By Ed White

Associated Press

DETROIT (AP) -- A judge ordered probation last Friday for an honors student who threatened to shoot up Wayne State University with a machine gun.

Ali Saad's online threat a year ago turned out to be false, but no one knew it at the time. Two people who read it alerted authorities, and Wayne State police and FBI agents launched an investigation.

U.S. District Court Judge Stephen Murphy III called it a "big deal" but agreed with the prosecutor that prison wasn't necessary, despite guidelines that called for a possible term of up to a year.

"Your conduct stemmed from anger and narcotics or substance abuse," the judge told Saad. "If you slip into drug use or impulsive behavior, you're going to be here again and on your way to jail."

Saad wrote online that he was planning to take an AK-47 to Wayne State's General Lectures building and kill more than the 32 people who died at Virginia Tech University in 2007, according to the FBI. Authorities said he pledged to set up a webcam to record it and wrote, "Be sure to tune in."

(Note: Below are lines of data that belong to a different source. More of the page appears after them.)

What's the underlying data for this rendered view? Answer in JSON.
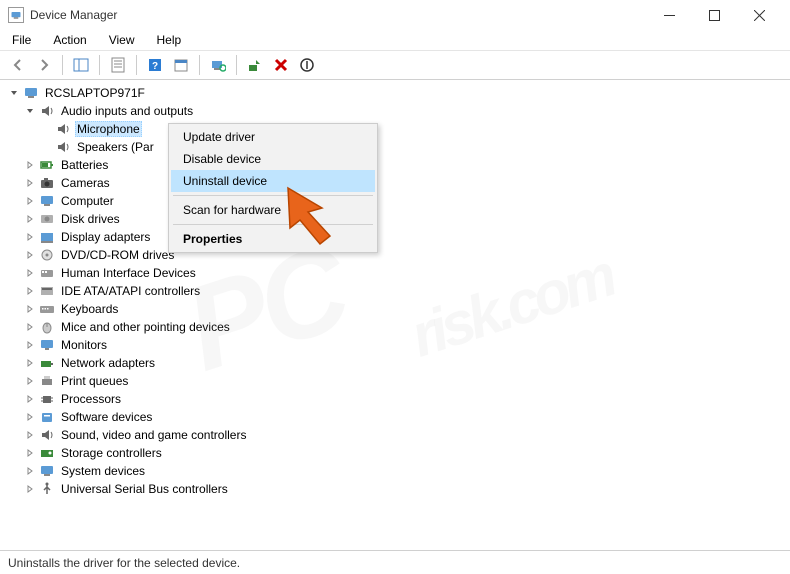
{
  "window": {
    "title": "Device Manager"
  },
  "menu": {
    "file": "File",
    "action": "Action",
    "view": "View",
    "help": "Help"
  },
  "tree": {
    "root": "RCSLAPTOP971F",
    "audio_category": "Audio inputs and outputs",
    "microphone": "Microphone",
    "speakers": "Speakers (Par",
    "categories": [
      "Batteries",
      "Cameras",
      "Computer",
      "Disk drives",
      "Display adapters",
      "DVD/CD-ROM drives",
      "Human Interface Devices",
      "IDE ATA/ATAPI controllers",
      "Keyboards",
      "Mice and other pointing devices",
      "Monitors",
      "Network adapters",
      "Print queues",
      "Processors",
      "Software devices",
      "Sound, video and game controllers",
      "Storage controllers",
      "System devices",
      "Universal Serial Bus controllers"
    ]
  },
  "context_menu": {
    "update_driver": "Update driver",
    "disable_device": "Disable device",
    "uninstall_device": "Uninstall device",
    "scan_hardware": "Scan for hardware",
    "properties": "Properties"
  },
  "status": "Uninstalls the driver for the selected device.",
  "watermark": {
    "main": "PC",
    "sub": "risk.com"
  }
}
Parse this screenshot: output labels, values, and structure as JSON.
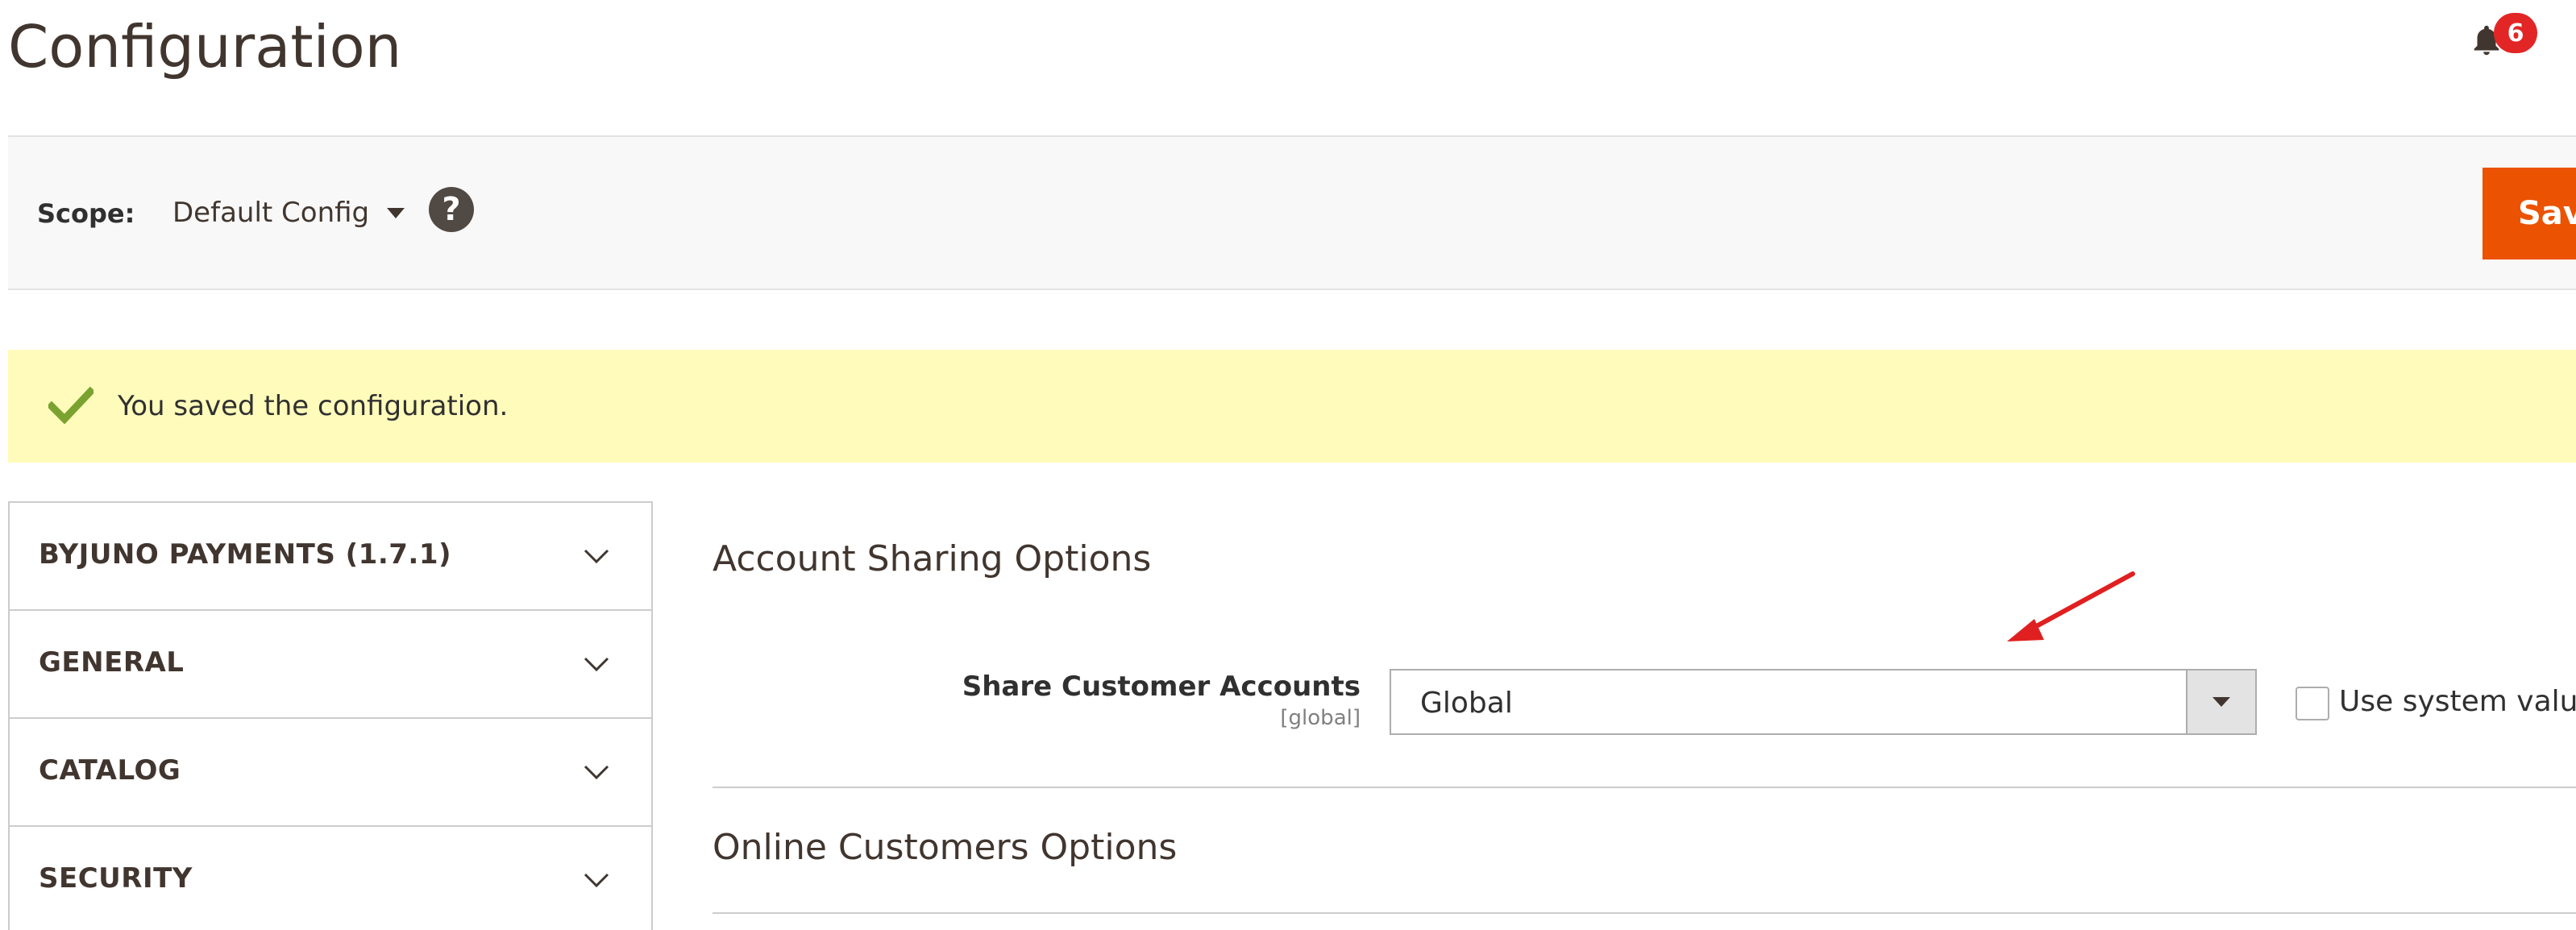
{
  "header": {
    "title": "Configuration",
    "notification_count": "6",
    "bell_icon": "bell-icon"
  },
  "scope_bar": {
    "label": "Scope:",
    "selected_scope": "Default Config",
    "help_icon_text": "?",
    "save_label": "Save Config"
  },
  "message": {
    "text": "You saved the configuration.",
    "icon": "check-icon",
    "color": "#79a22e"
  },
  "sidebar": {
    "items": [
      {
        "label": "BYJUNO PAYMENTS (1.7.1)"
      },
      {
        "label": "GENERAL"
      },
      {
        "label": "CATALOG"
      },
      {
        "label": "SECURITY"
      }
    ]
  },
  "main": {
    "sections": [
      {
        "title": "Account Sharing Options",
        "fields": [
          {
            "label": "Share Customer Accounts",
            "scope": "[global]",
            "value": "Global",
            "use_system_value_label": "Use system value",
            "use_system_value_checked": false
          }
        ]
      },
      {
        "title": "Online Customers Options"
      }
    ]
  },
  "colors": {
    "accent": "#eb5202",
    "message_bg": "#fffbbb",
    "badge": "#e22626",
    "annotation_arrow": "#e02020"
  }
}
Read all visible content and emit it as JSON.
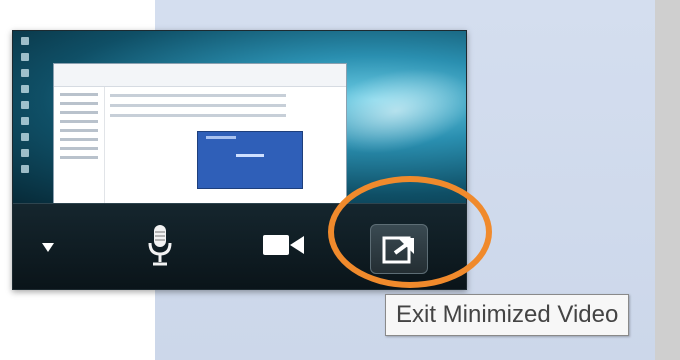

Saad, 20, apologized in court. He also got a significant break: Authorities found images of child pornography on his computer but didn't pursue charges, which carry a mandatory five-year prison term.

"Taken together, Saad had committed a variety of felony acts from the comfort of his bedroom," Assistant U.S. Attorney Kevin Mulcahy said in a court filing ahead of the hearing.

Nonetheless, Saad's good qualities "outweigh the bad," the prosecutor said in urging no prison for the false threat.

Saad must live with his parents and stick to an 11 p.m. to 7 a.m. curfew for at least a year while on probation for three years. More than 30 friends and family members were in court to support him, including his former principal at Fordson High School in Dearborn, where he completed 19 college credits and received a prestigious leadership award in 2009.

Saad now is a student at the University of Michigan in Dearborn. Defense attorney Robert Kalec told him not to comment outside court.

Kalec told The Associated Press that the blog used by Saad had a message that anything posted was fiction.

"He did not intend for anyone to take it seriously," Kalec said.

Published: Tue, Dec 13, 2011